WHAT YOU SHOULD DO: Return the lines below that contain the word "this".

RECORD EXTRACTS:
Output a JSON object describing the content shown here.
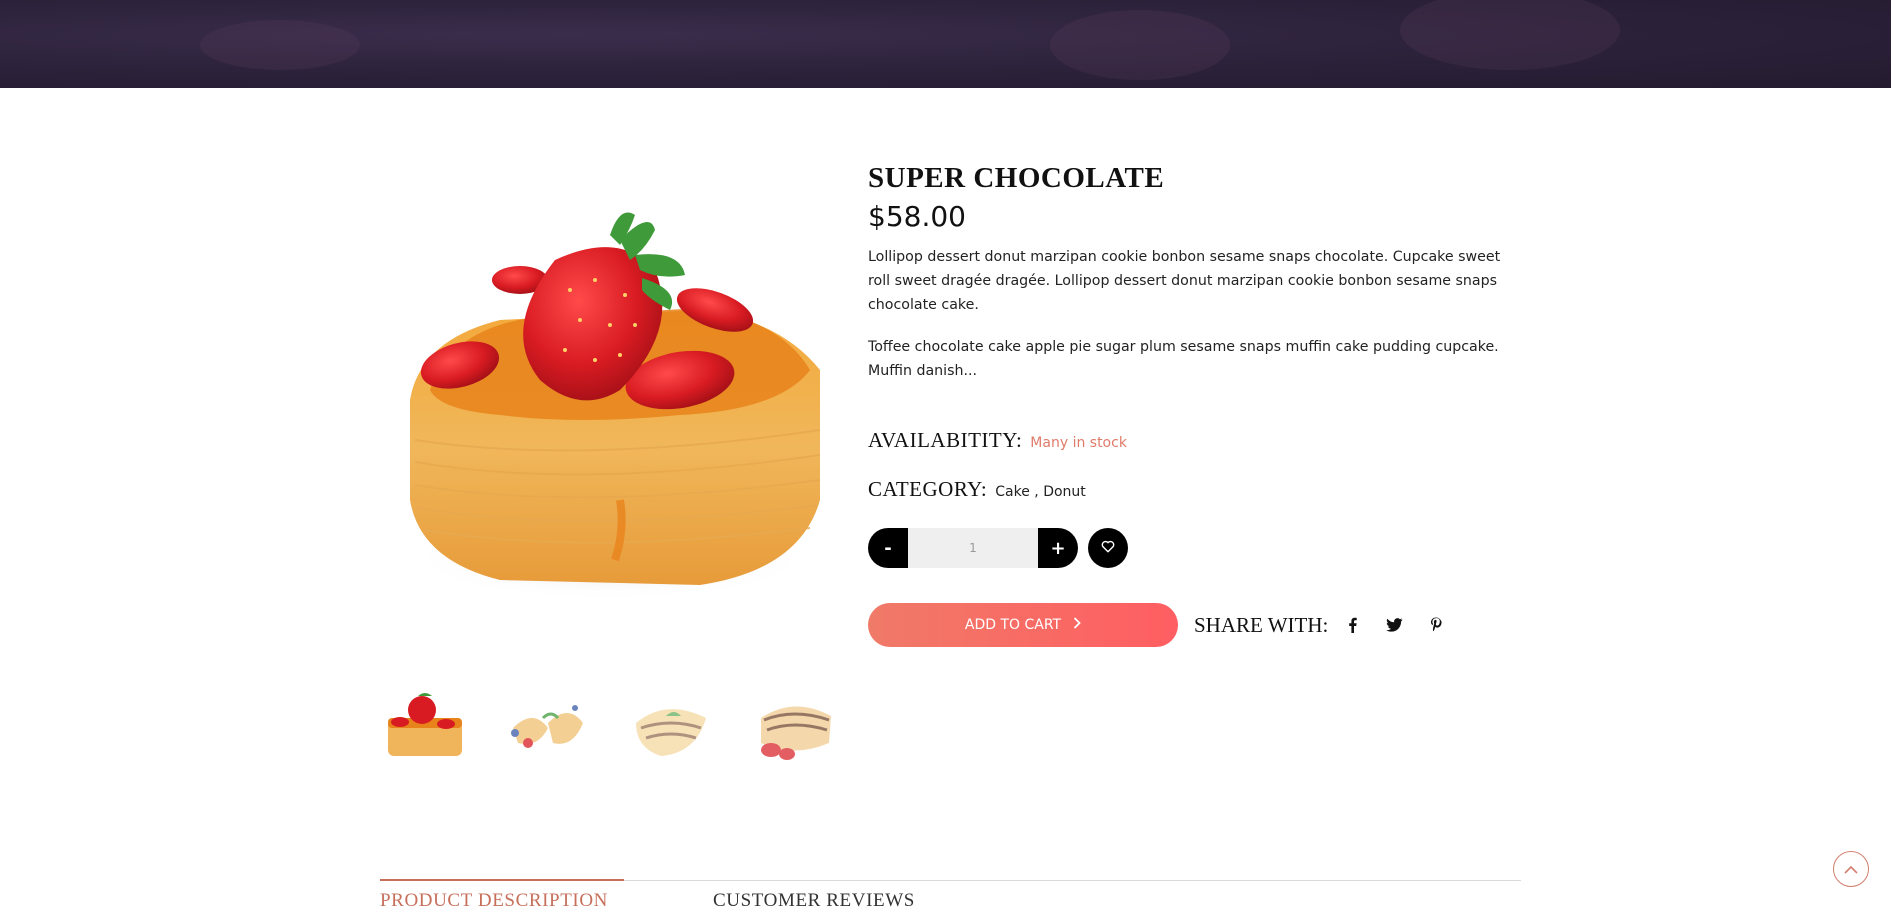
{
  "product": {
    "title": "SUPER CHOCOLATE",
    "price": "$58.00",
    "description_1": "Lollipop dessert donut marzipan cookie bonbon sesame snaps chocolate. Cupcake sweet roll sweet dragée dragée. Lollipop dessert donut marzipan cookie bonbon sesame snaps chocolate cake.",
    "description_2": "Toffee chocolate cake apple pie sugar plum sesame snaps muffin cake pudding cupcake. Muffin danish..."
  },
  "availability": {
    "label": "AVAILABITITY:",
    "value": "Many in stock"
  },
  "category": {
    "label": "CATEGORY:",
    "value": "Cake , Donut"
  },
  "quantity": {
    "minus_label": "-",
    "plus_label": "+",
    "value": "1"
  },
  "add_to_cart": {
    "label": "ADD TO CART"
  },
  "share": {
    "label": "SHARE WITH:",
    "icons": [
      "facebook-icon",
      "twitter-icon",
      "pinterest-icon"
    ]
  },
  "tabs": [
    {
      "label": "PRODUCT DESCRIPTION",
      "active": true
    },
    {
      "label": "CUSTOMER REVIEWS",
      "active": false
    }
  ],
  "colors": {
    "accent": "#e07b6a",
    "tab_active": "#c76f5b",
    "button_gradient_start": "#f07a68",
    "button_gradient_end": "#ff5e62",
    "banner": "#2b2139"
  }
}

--

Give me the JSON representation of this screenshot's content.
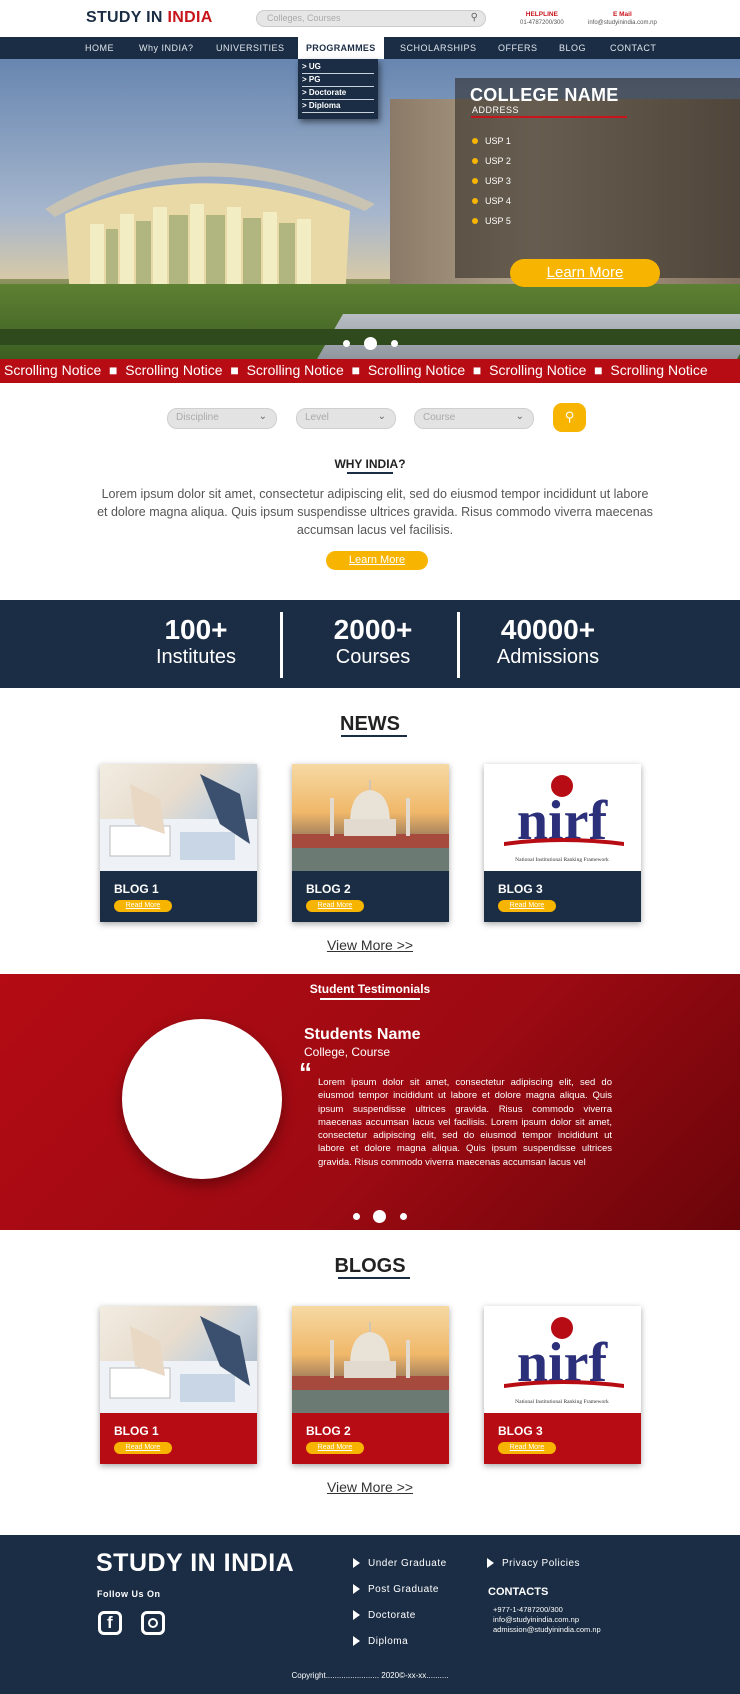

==

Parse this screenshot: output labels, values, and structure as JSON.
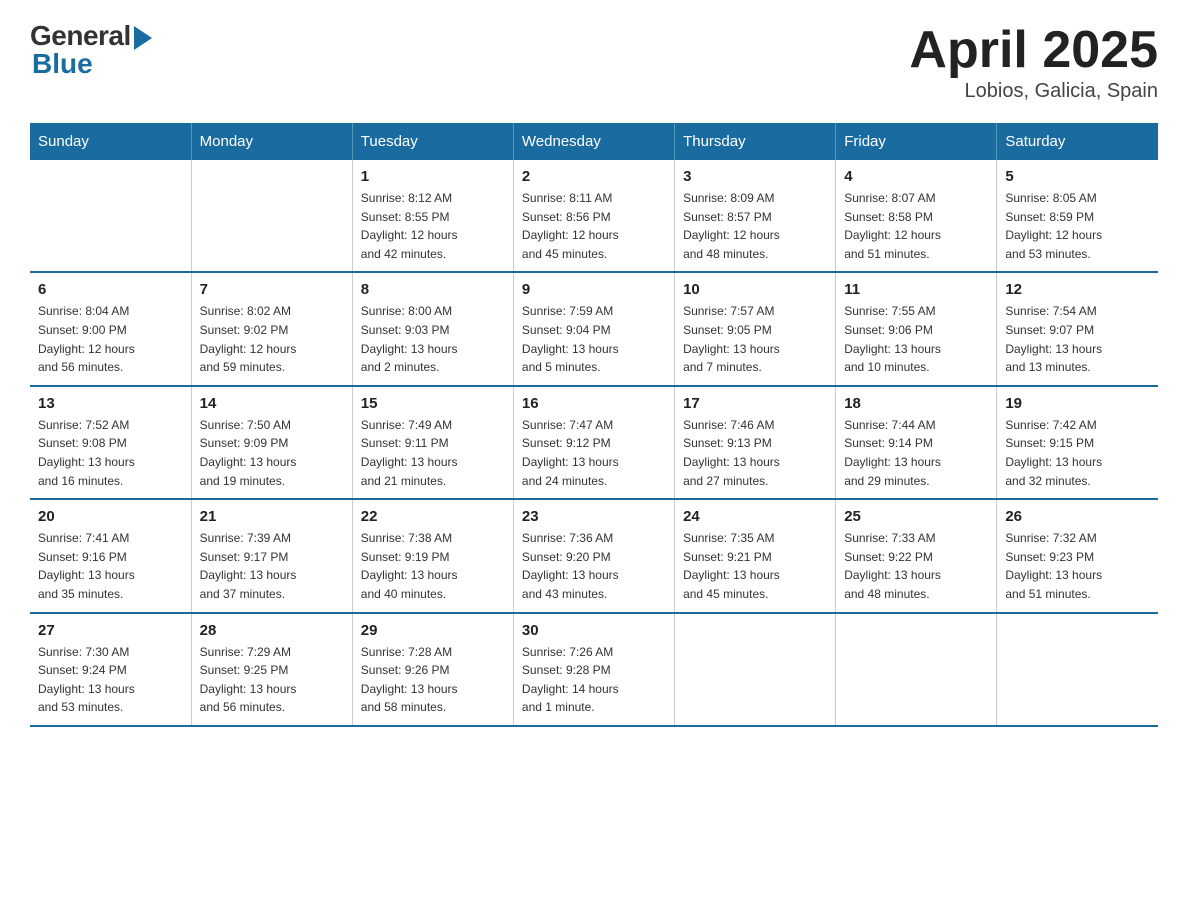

RESULT:
Give me the JSON representation of this screenshot's content.
Parse this screenshot: output labels, values, and structure as JSON.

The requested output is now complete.